*** Begin section ***

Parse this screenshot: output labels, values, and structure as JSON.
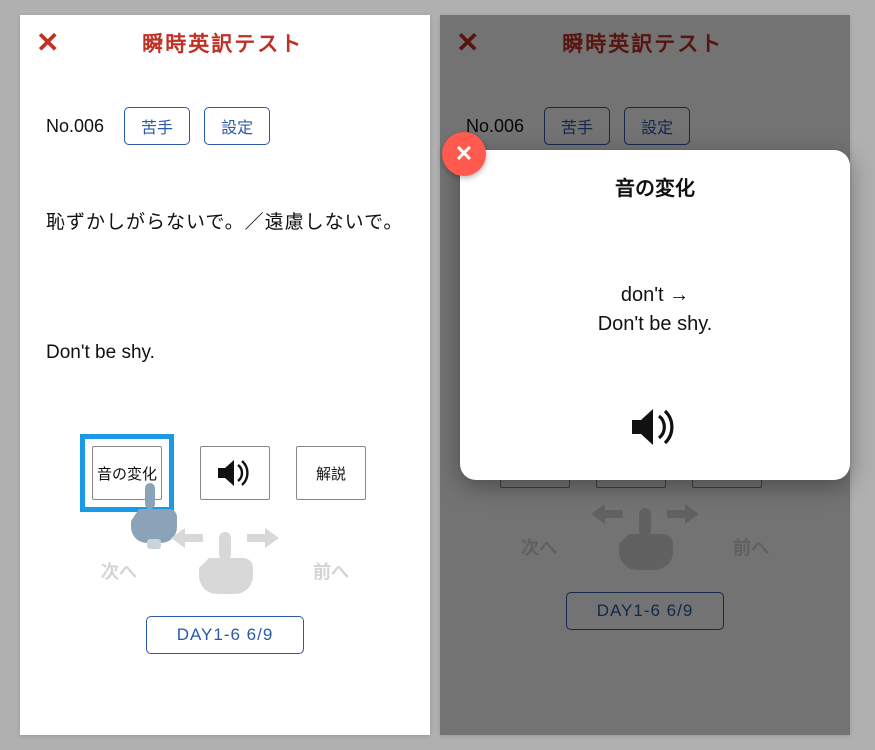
{
  "header": {
    "title": "瞬時英訳テスト"
  },
  "card": {
    "number": "No.006",
    "btn_weak": "苦手",
    "btn_settings": "設定",
    "japanese": "恥ずかしがらないで。／遠慮しないで。",
    "english": "Don't be shy."
  },
  "buttons": {
    "sound_change": "音の変化",
    "explain": "解説"
  },
  "nav": {
    "next": "次へ",
    "prev": "前へ"
  },
  "progress": "DAY1-6  6/9",
  "popup": {
    "title": "音の変化",
    "line1": "don't →",
    "line2": "Don't be shy."
  }
}
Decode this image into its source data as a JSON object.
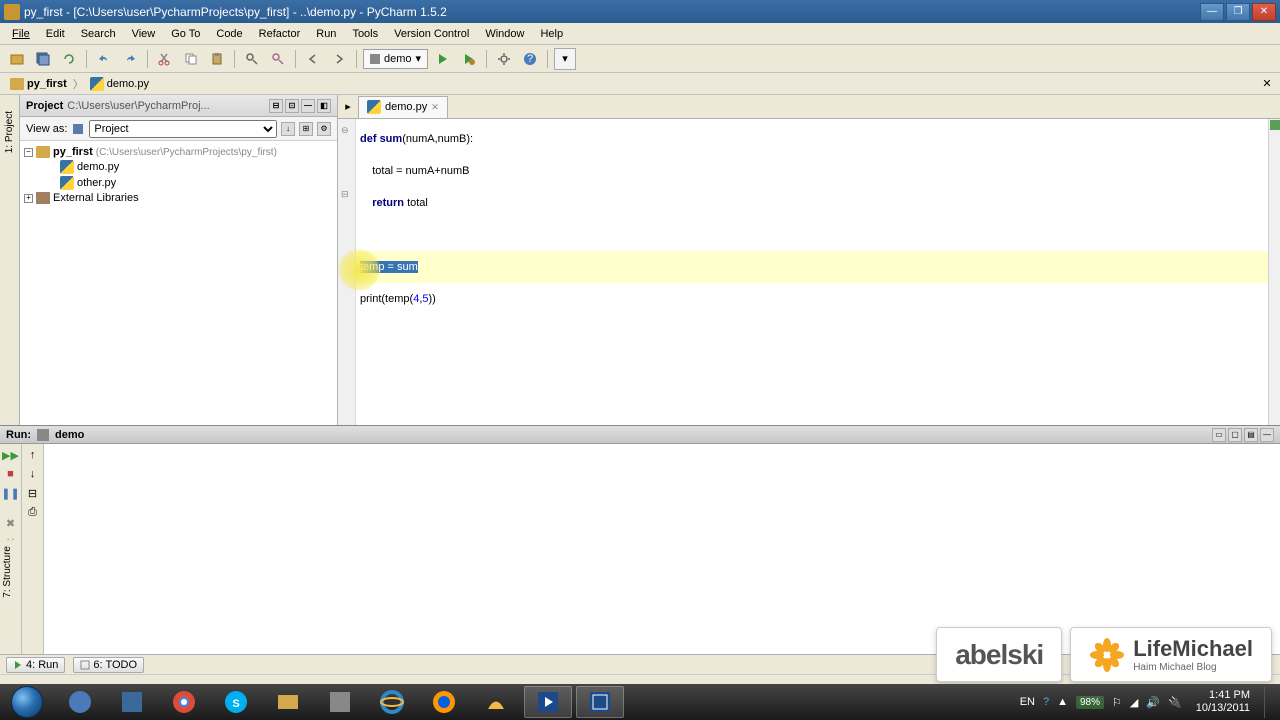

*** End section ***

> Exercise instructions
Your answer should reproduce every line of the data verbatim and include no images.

> Answer below
Parse this screenshot: output labels, values, and structure as JSON.
{
  "header": {
    "title": "瞬時英訳テスト"
  },
  "card": {
    "number": "No.006",
    "btn_weak": "苦手",
    "btn_settings": "設定",
    "japanese": "恥ずかしがらないで。／遠慮しないで。",
    "english": "Don't be shy."
  },
  "buttons": {
    "sound_change": "音の変化",
    "explain": "解説"
  },
  "nav": {
    "next": "次へ",
    "prev": "前へ"
  },
  "progress": "DAY1-6  6/9",
  "popup": {
    "title": "音の変化",
    "line1": "don't →",
    "line2": "Don't be shy."
  }
}
Decode this image into its source data as a JSON object.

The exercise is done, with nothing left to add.